Here we are embedded in an election — some might say mired — that even with the surprise showing of the NDP can lead to saturnine moods. Today I offer an antidote to gloom, perhaps oddly by moving us very far away from the sun. I prefer to think of it as lifting our gaze to horizons so broad that they put the merely mundane firmly into perspective.
NASA provides an astronomy picture of the day, which alone should be enough to lift your spirits (and there's always an accompanying scientific comment, for those who require instruction in order to be diverted). To get a daily dose of this universal cure, this panacea, subscribe to the RSS feed.
But my scope is narrower today, and aimed at Saturn. In 2004 NASA's Cassini project flew a spacecraft past the ringed planet, taking some truly marvellous photographs. Filmmaker Stephen Van Vuuren has worked these images into a movie of the planetary fly-past that even in this age of special effects will, I hope, delight and perhaps astonish you. This is no cardboard cutout, no plastic model or computer generated graphic. This is Saturn itself in all its majesty that you approach and cruise past, moons sailing towards you and then away.
The video is a combination of two or three versions of the Saturn fly-past movie, the last being the most spectacular in the 2 minute 33 second event. I find Barber's Adagio for Strings a suitable accompaniment, but you may wish to fly through space without any sound at all.
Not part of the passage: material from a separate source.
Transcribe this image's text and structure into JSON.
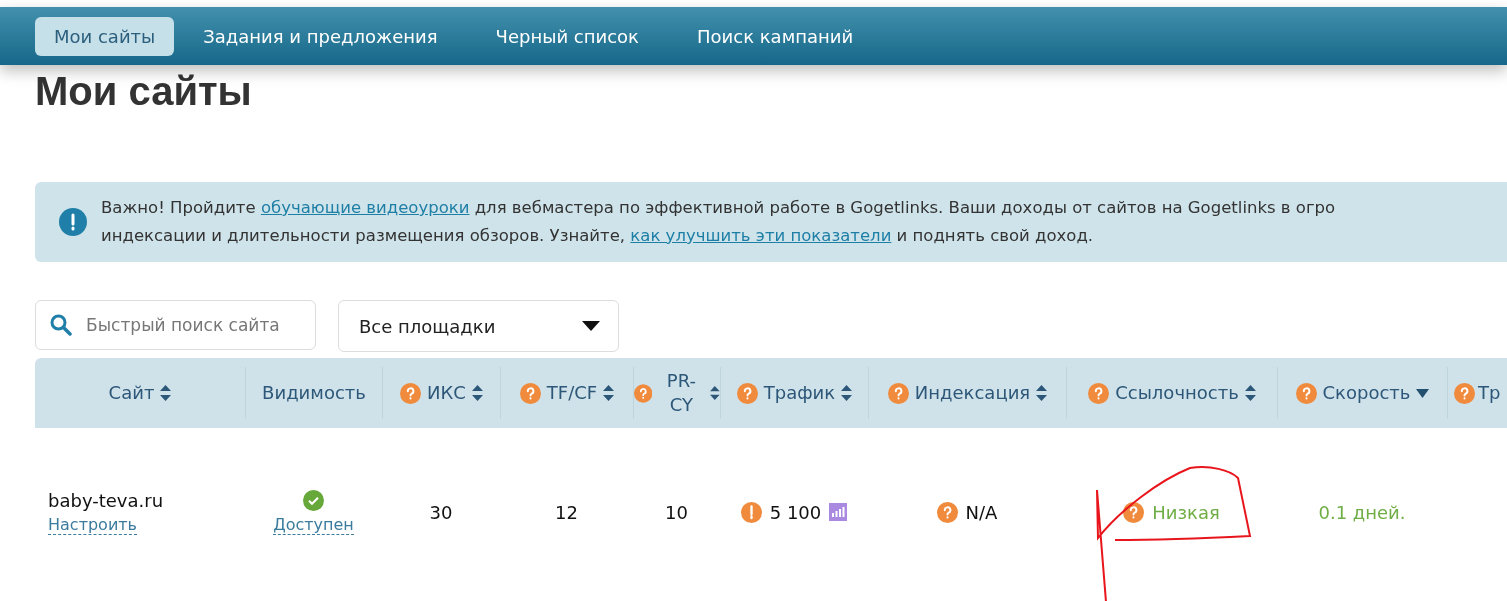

The link beneath the video below will give you the version on Vimeo, which is twice as large; and you can go full screen using the expansion link in the video controls either here or on Vimeo.